## Exercise input
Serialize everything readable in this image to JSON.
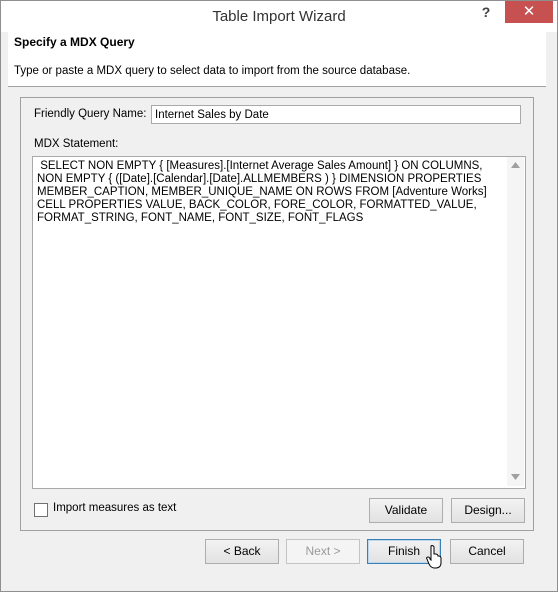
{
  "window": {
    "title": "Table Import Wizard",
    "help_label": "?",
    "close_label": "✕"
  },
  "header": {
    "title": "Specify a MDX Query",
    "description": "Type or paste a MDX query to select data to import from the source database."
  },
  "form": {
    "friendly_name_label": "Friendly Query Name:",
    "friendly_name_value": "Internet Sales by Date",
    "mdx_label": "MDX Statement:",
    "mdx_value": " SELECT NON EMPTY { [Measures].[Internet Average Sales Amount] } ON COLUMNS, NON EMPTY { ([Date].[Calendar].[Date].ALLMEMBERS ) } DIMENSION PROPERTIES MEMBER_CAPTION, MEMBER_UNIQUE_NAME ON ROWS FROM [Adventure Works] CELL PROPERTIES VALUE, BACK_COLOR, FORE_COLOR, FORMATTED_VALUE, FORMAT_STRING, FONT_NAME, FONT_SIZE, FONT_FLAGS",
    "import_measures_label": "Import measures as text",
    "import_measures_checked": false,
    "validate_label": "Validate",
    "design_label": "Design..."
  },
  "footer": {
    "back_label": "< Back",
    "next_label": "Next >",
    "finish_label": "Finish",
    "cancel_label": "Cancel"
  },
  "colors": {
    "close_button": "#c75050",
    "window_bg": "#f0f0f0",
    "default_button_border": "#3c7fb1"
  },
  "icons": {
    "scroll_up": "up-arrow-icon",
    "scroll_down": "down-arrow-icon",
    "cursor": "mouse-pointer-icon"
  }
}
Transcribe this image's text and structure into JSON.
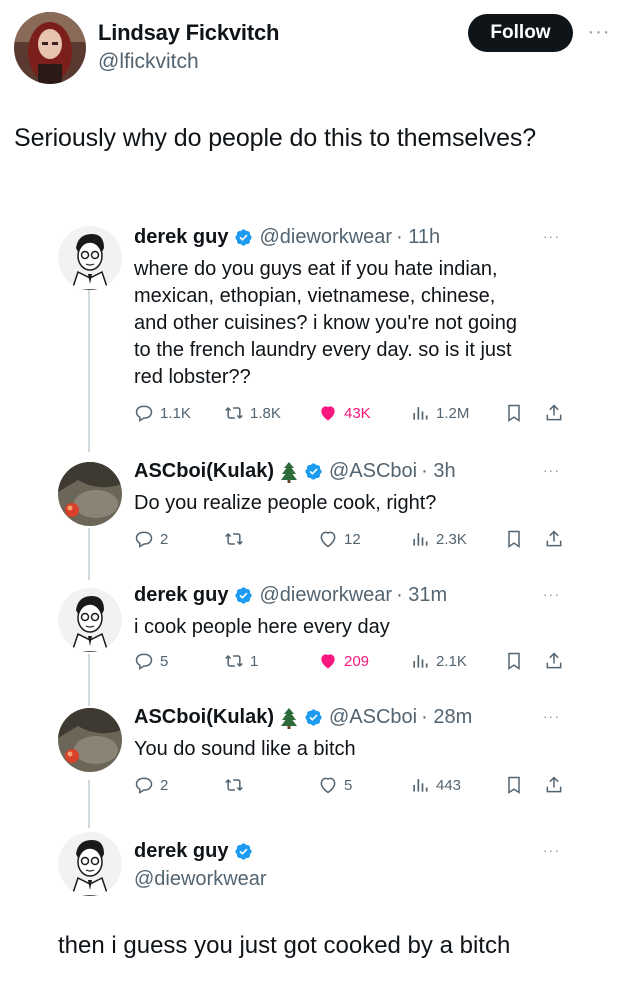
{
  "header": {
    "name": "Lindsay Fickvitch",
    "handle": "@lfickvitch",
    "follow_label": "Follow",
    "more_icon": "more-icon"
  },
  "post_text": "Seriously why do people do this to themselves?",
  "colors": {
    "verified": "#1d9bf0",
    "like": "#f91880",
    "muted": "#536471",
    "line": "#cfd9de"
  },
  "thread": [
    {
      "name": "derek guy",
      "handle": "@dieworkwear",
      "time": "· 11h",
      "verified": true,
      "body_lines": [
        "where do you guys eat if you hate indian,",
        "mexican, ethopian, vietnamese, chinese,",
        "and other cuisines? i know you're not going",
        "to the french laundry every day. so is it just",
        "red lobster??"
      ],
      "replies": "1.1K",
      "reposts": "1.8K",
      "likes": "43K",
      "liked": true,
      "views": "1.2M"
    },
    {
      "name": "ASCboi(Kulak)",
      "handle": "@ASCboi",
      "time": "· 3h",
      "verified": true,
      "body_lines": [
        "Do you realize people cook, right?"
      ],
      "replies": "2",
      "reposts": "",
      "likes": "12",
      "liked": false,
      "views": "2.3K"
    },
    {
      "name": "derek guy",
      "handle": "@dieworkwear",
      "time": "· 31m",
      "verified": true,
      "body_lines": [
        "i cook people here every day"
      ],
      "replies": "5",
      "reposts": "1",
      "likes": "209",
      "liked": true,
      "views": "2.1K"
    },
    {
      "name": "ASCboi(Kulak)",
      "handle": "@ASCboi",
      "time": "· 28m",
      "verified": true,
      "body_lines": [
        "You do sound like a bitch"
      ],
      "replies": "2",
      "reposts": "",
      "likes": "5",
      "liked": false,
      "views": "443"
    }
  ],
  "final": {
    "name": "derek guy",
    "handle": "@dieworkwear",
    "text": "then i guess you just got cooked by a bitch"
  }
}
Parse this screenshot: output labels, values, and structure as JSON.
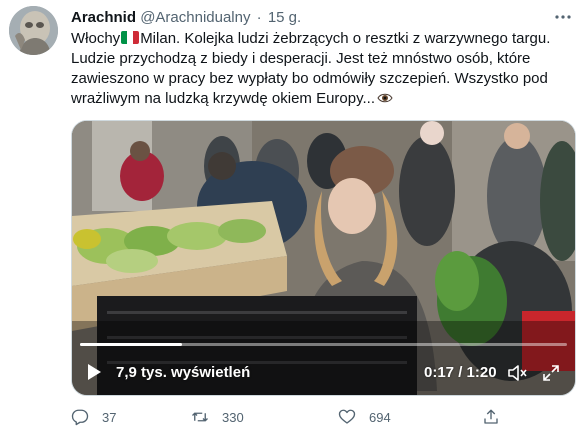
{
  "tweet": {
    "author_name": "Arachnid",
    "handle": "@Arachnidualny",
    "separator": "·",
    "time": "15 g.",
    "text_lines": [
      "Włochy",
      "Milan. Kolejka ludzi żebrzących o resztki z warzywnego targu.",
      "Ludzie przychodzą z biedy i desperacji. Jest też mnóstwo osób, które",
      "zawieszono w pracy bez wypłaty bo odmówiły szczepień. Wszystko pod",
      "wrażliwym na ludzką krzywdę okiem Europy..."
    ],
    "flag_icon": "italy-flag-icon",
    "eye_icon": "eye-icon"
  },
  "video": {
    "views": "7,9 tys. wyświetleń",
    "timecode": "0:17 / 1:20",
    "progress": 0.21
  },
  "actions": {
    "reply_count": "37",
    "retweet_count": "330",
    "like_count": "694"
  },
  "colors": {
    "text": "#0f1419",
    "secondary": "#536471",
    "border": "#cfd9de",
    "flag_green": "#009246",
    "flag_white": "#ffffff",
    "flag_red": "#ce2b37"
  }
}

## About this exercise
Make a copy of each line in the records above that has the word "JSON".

## Exercise response
Serialize everything readable in this image to JSON.
Transcribe this image's text and structure into JSON.
Parse this screenshot: output labels, values, and structure as JSON.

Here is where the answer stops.